**What is expected**
For the word "true", return each line of the data in which it occurs.

**Records shown**
►

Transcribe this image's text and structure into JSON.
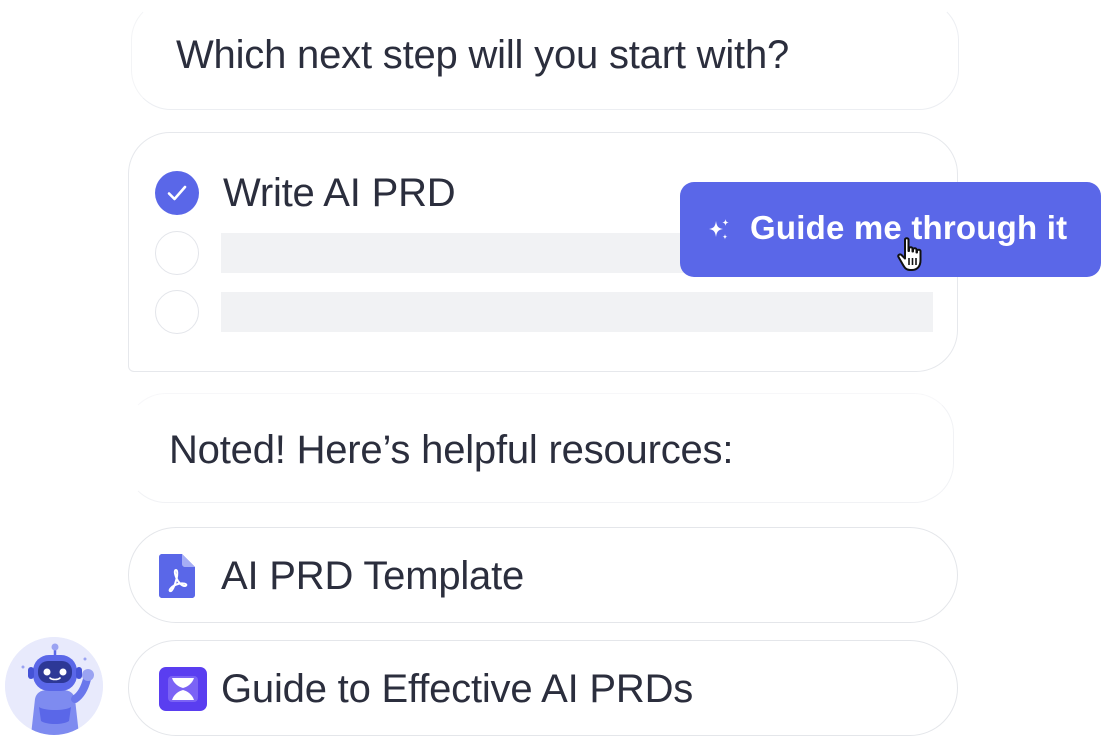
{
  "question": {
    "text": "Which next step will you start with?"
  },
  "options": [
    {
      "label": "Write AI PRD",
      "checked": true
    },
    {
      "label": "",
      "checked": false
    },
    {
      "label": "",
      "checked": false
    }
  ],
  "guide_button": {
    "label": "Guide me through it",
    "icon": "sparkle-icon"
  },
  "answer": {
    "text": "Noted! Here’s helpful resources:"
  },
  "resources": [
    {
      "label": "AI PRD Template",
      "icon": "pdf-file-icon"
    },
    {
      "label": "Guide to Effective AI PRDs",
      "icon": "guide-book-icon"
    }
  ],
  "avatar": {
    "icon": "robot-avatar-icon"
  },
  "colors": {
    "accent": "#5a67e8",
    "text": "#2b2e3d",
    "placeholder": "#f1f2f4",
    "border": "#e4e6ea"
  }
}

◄
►

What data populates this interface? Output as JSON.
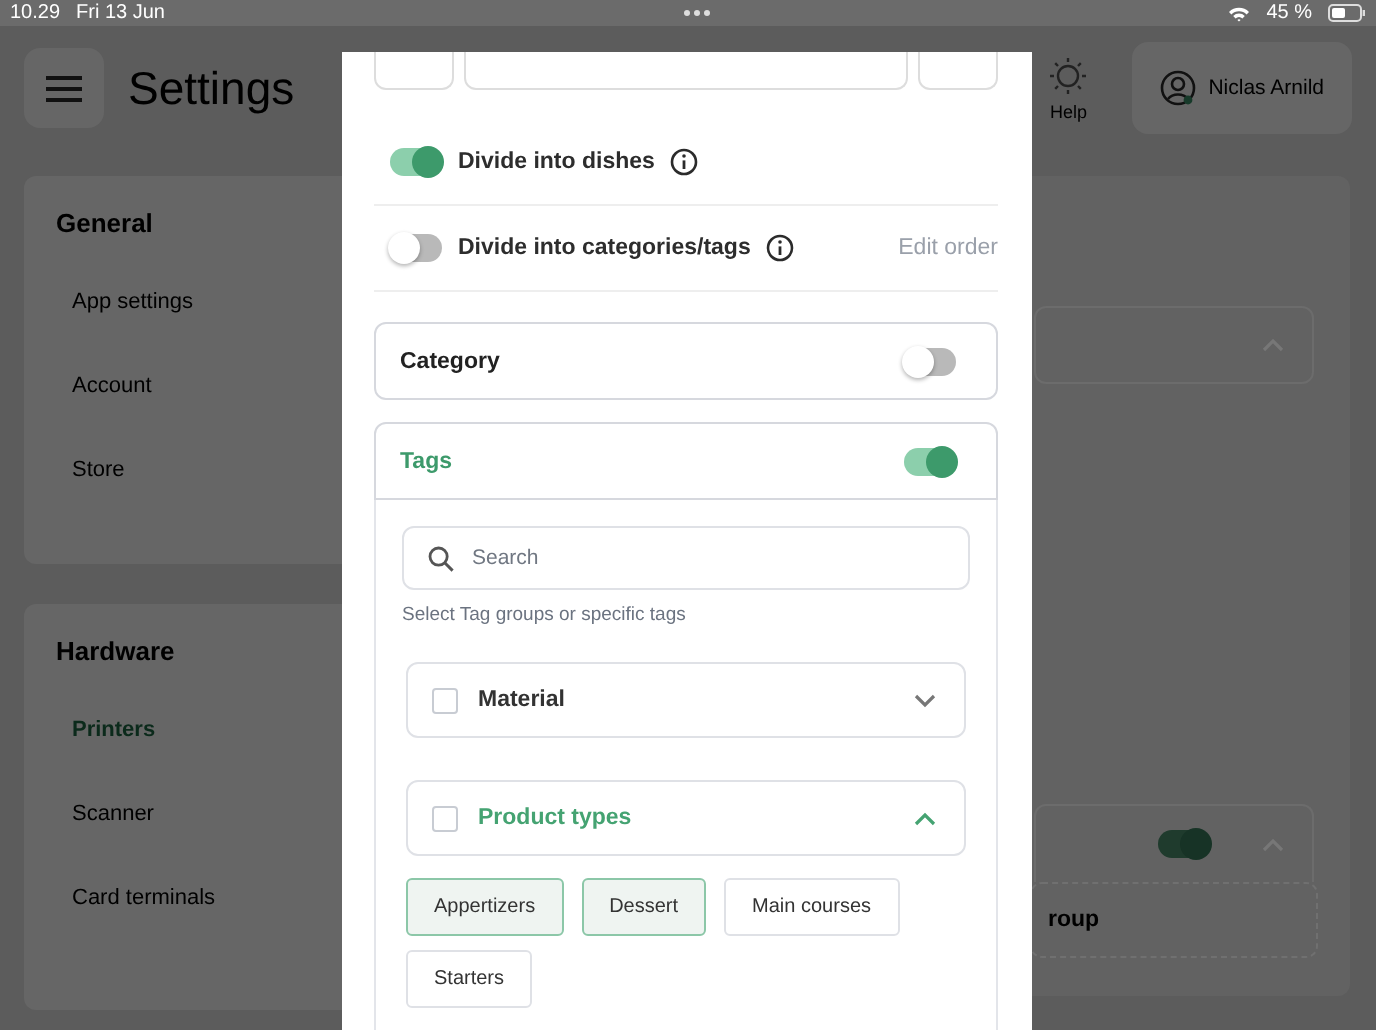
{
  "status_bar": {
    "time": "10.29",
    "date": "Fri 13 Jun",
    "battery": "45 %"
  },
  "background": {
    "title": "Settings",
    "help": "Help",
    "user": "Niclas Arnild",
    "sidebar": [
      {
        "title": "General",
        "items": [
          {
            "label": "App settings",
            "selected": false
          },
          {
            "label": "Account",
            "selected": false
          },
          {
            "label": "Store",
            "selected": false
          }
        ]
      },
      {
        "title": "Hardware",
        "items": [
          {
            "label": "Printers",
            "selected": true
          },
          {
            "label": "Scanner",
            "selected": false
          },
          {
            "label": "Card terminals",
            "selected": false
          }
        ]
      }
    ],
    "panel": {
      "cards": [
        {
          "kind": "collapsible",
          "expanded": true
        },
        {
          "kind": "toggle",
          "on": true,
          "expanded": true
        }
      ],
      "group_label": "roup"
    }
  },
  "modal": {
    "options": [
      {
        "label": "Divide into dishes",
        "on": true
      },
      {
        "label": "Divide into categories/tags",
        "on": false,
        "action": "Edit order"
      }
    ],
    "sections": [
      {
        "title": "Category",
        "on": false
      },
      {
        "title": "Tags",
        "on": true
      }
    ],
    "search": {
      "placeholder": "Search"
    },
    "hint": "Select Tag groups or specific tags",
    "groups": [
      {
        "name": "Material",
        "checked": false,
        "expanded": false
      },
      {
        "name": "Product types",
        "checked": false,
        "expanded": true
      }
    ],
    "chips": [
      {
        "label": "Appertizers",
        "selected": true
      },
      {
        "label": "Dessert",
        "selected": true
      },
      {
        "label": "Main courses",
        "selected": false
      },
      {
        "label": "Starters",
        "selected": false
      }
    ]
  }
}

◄

**Solution**
      "checked": true
            "selected": true
          "expanded": true
          "on": true,
          "expanded": true
        "on": true
        "on": true
        "expanded": true
        "selected": true
        "selected": true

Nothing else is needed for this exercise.